Please find how many lines of the data contain the string "admin", and respond with that number only.

======== DATA FOR PROCESSING

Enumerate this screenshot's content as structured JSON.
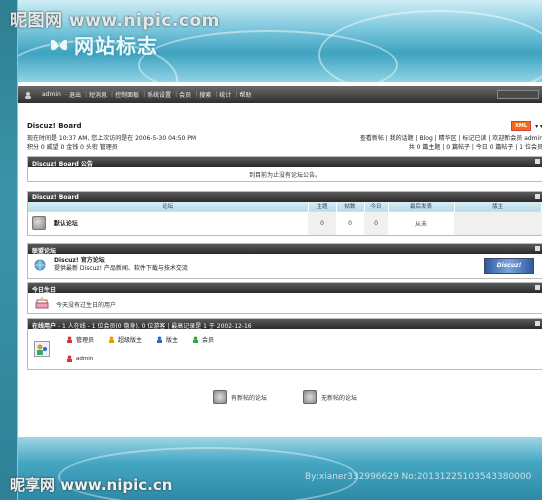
{
  "watermark_top": "昵图网 www.nipic.com",
  "watermark_bottom": "昵享网 www.nipic.cn",
  "watermark_id": "By:xianer332996629 No:20131225103543380000",
  "banner": {
    "logo_text": "网站标志"
  },
  "topbar": {
    "items": [
      "admin",
      "退出",
      "短消息",
      "控制面板",
      "系统设置",
      "会员",
      "搜索",
      "统计",
      "帮助"
    ]
  },
  "page": {
    "title": "Discuz! Board",
    "xml_badge": "XML",
    "time_line": "现在时间是 10:37 AM, 您上次访问是在 2006-5-30 04:50 PM",
    "stats_line": "积分 0 威望 0 金钱 0 头衔 管理员",
    "right_links": "查看新帖 | 我的话题 | Blog | 精华区 | 标记已读 | 欢迎新会员 admin",
    "right_stats": "共 0 篇主题 | 0 篇帖子 | 今日 0 篇帖子 | 1 位会员"
  },
  "notice": {
    "header": "Discuz! Board 公告",
    "body": "到目前为止没有论坛公告。"
  },
  "board": {
    "header": "Discuz! Board",
    "columns": [
      "论坛",
      "主题",
      "帖数",
      "今日",
      "最后发表",
      "版主"
    ],
    "rows": [
      {
        "name": "默认论坛",
        "topics": "0",
        "posts": "0",
        "today": "0",
        "last": "从未",
        "mod": ""
      }
    ]
  },
  "league": {
    "header": "联盟论坛",
    "name": "Discuz! 官方论坛",
    "desc": "提供最新 Discuz! 产品新闻、软件下载与技术交流",
    "logo_text": "Discuz!"
  },
  "birthday": {
    "header": "今日生日",
    "body": "今天没有过生日的用户"
  },
  "online": {
    "header_prefix": "在线用户",
    "header_text": "- 1 人在线 - 1 位会员(0 隐身), 0 位游客 | 最高记录是 1 于 2002-12-16",
    "groups": [
      "管理员",
      "超级版主",
      "版主",
      "会员"
    ],
    "users": [
      "admin"
    ]
  },
  "legend": {
    "new_posts": "有新帖的论坛",
    "no_new_posts": "无新帖的论坛"
  },
  "colors": {
    "accent": "#3a94a8",
    "bar_dark": "#2b2b2b",
    "table_header": "#b7dbe8",
    "xml_badge": "#f26a1b"
  }
}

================

» **EXPECTED ANSWER**
3